Information shown:

* * * * *

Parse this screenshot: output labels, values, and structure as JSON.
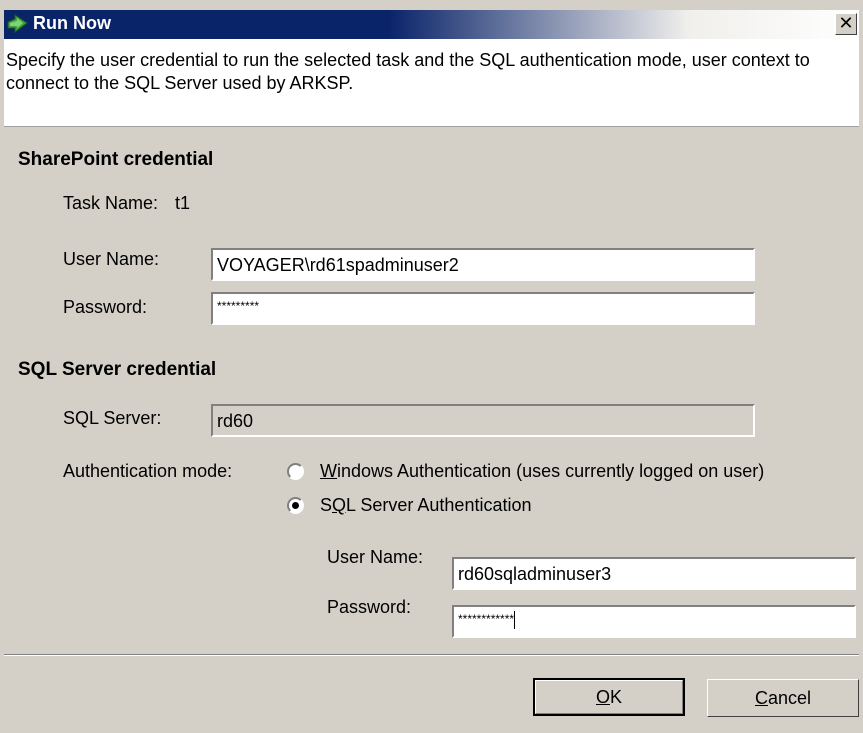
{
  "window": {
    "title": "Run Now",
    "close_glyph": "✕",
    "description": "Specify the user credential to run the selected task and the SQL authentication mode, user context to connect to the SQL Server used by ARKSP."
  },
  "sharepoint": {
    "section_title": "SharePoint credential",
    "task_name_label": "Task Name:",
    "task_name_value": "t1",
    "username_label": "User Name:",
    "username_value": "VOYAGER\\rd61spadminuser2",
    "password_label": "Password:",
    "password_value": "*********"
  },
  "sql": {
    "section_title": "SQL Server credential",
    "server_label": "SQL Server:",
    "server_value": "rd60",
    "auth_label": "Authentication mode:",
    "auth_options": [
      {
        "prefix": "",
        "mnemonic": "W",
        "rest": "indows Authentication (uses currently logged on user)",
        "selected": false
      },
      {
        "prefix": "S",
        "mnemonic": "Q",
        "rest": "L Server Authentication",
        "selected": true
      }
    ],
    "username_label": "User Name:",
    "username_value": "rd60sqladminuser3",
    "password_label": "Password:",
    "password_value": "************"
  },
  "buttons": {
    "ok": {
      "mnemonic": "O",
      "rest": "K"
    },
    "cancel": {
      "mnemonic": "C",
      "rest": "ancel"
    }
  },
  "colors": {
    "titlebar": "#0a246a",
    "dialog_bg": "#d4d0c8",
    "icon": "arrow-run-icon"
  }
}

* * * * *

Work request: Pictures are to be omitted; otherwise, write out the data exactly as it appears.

Task solution:
Parse this screenshot: output labels, values, and structure as JSON.
{
  "window": {
    "title": "Run Now",
    "close_glyph": "✕",
    "description": "Specify the user credential to run the selected task and the SQL authentication mode, user context to connect to the SQL Server used by ARKSP."
  },
  "sharepoint": {
    "section_title": "SharePoint credential",
    "task_name_label": "Task Name:",
    "task_name_value": "t1",
    "username_label": "User Name:",
    "username_value": "VOYAGER\\rd61spadminuser2",
    "password_label": "Password:",
    "password_value": "*********"
  },
  "sql": {
    "section_title": "SQL Server credential",
    "server_label": "SQL Server:",
    "server_value": "rd60",
    "auth_label": "Authentication mode:",
    "auth_options": [
      {
        "prefix": "",
        "mnemonic": "W",
        "rest": "indows Authentication (uses currently logged on user)",
        "selected": false
      },
      {
        "prefix": "S",
        "mnemonic": "Q",
        "rest": "L Server Authentication",
        "selected": true
      }
    ],
    "username_label": "User Name:",
    "username_value": "rd60sqladminuser3",
    "password_label": "Password:",
    "password_value": "************"
  },
  "buttons": {
    "ok": {
      "mnemonic": "O",
      "rest": "K"
    },
    "cancel": {
      "mnemonic": "C",
      "rest": "ancel"
    }
  },
  "colors": {
    "titlebar": "#0a246a",
    "dialog_bg": "#d4d0c8",
    "icon": "arrow-run-icon"
  }
}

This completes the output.